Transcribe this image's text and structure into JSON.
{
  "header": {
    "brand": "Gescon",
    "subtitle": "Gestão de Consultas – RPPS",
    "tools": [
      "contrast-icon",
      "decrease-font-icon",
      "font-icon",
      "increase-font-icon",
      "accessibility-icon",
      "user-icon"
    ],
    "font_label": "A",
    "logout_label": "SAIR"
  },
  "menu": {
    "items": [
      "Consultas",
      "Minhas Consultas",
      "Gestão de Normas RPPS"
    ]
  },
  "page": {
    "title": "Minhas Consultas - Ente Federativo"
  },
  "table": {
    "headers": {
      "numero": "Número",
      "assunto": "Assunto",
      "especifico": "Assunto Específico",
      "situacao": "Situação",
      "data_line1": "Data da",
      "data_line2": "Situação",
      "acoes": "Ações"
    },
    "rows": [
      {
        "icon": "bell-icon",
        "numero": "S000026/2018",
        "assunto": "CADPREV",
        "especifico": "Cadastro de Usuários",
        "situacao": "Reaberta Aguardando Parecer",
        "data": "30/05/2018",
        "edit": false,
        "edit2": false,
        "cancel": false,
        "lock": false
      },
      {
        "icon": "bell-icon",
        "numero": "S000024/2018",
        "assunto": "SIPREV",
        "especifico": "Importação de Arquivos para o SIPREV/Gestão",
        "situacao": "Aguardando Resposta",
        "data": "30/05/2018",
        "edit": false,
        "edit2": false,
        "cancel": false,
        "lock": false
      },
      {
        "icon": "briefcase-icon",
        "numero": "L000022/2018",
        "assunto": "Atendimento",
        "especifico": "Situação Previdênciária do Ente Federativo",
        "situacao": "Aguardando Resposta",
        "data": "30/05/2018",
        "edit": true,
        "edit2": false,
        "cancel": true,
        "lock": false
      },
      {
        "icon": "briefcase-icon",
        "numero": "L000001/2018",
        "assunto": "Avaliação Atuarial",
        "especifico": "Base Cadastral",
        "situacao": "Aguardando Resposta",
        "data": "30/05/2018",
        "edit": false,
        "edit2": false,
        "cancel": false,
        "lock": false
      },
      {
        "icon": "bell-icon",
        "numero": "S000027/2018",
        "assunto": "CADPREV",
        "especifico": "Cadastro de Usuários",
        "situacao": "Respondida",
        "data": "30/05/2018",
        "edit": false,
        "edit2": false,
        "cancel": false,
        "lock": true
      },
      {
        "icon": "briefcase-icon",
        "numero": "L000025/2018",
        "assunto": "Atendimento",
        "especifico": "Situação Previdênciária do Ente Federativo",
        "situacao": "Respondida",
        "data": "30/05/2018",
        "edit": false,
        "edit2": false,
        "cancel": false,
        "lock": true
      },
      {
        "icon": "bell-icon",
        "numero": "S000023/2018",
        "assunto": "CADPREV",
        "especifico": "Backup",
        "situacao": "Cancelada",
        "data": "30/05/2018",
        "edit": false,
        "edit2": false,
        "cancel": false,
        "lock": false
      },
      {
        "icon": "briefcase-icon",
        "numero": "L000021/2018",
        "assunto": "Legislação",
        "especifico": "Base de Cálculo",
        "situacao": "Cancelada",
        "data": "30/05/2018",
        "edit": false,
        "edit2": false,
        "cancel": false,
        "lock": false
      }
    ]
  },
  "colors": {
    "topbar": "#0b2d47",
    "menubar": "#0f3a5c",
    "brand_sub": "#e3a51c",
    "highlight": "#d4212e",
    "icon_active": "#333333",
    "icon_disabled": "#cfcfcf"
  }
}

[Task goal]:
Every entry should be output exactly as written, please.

[Written solution]:
Transcribe this image's text and structure into JSON.
{
  "header": {
    "brand": "Gescon",
    "subtitle": "Gestão de Consultas – RPPS",
    "tools": [
      "contrast-icon",
      "decrease-font-icon",
      "font-icon",
      "increase-font-icon",
      "accessibility-icon",
      "user-icon"
    ],
    "font_label": "A",
    "logout_label": "SAIR"
  },
  "menu": {
    "items": [
      "Consultas",
      "Minhas Consultas",
      "Gestão de Normas RPPS"
    ]
  },
  "page": {
    "title": "Minhas Consultas - Ente Federativo"
  },
  "table": {
    "headers": {
      "numero": "Número",
      "assunto": "Assunto",
      "especifico": "Assunto Específico",
      "situacao": "Situação",
      "data_line1": "Data da",
      "data_line2": "Situação",
      "acoes": "Ações"
    },
    "rows": [
      {
        "icon": "bell-icon",
        "numero": "S000026/2018",
        "assunto": "CADPREV",
        "especifico": "Cadastro de Usuários",
        "situacao": "Reaberta Aguardando Parecer",
        "data": "30/05/2018",
        "edit": false,
        "edit2": false,
        "cancel": false,
        "lock": false
      },
      {
        "icon": "bell-icon",
        "numero": "S000024/2018",
        "assunto": "SIPREV",
        "especifico": "Importação de Arquivos para o SIPREV/Gestão",
        "situacao": "Aguardando Resposta",
        "data": "30/05/2018",
        "edit": false,
        "edit2": false,
        "cancel": false,
        "lock": false
      },
      {
        "icon": "briefcase-icon",
        "numero": "L000022/2018",
        "assunto": "Atendimento",
        "especifico": "Situação Previdênciária do Ente Federativo",
        "situacao": "Aguardando Resposta",
        "data": "30/05/2018",
        "edit": true,
        "edit2": false,
        "cancel": true,
        "lock": false
      },
      {
        "icon": "briefcase-icon",
        "numero": "L000001/2018",
        "assunto": "Avaliação Atuarial",
        "especifico": "Base Cadastral",
        "situacao": "Aguardando Resposta",
        "data": "30/05/2018",
        "edit": false,
        "edit2": false,
        "cancel": false,
        "lock": false
      },
      {
        "icon": "bell-icon",
        "numero": "S000027/2018",
        "assunto": "CADPREV",
        "especifico": "Cadastro de Usuários",
        "situacao": "Respondida",
        "data": "30/05/2018",
        "edit": false,
        "edit2": false,
        "cancel": false,
        "lock": true
      },
      {
        "icon": "briefcase-icon",
        "numero": "L000025/2018",
        "assunto": "Atendimento",
        "especifico": "Situação Previdênciária do Ente Federativo",
        "situacao": "Respondida",
        "data": "30/05/2018",
        "edit": false,
        "edit2": false,
        "cancel": false,
        "lock": true
      },
      {
        "icon": "bell-icon",
        "numero": "S000023/2018",
        "assunto": "CADPREV",
        "especifico": "Backup",
        "situacao": "Cancelada",
        "data": "30/05/2018",
        "edit": false,
        "edit2": false,
        "cancel": false,
        "lock": false
      },
      {
        "icon": "briefcase-icon",
        "numero": "L000021/2018",
        "assunto": "Legislação",
        "especifico": "Base de Cálculo",
        "situacao": "Cancelada",
        "data": "30/05/2018",
        "edit": false,
        "edit2": false,
        "cancel": false,
        "lock": false
      }
    ]
  },
  "colors": {
    "topbar": "#0b2d47",
    "menubar": "#0f3a5c",
    "brand_sub": "#e3a51c",
    "highlight": "#d4212e",
    "icon_active": "#333333",
    "icon_disabled": "#cfcfcf"
  }
}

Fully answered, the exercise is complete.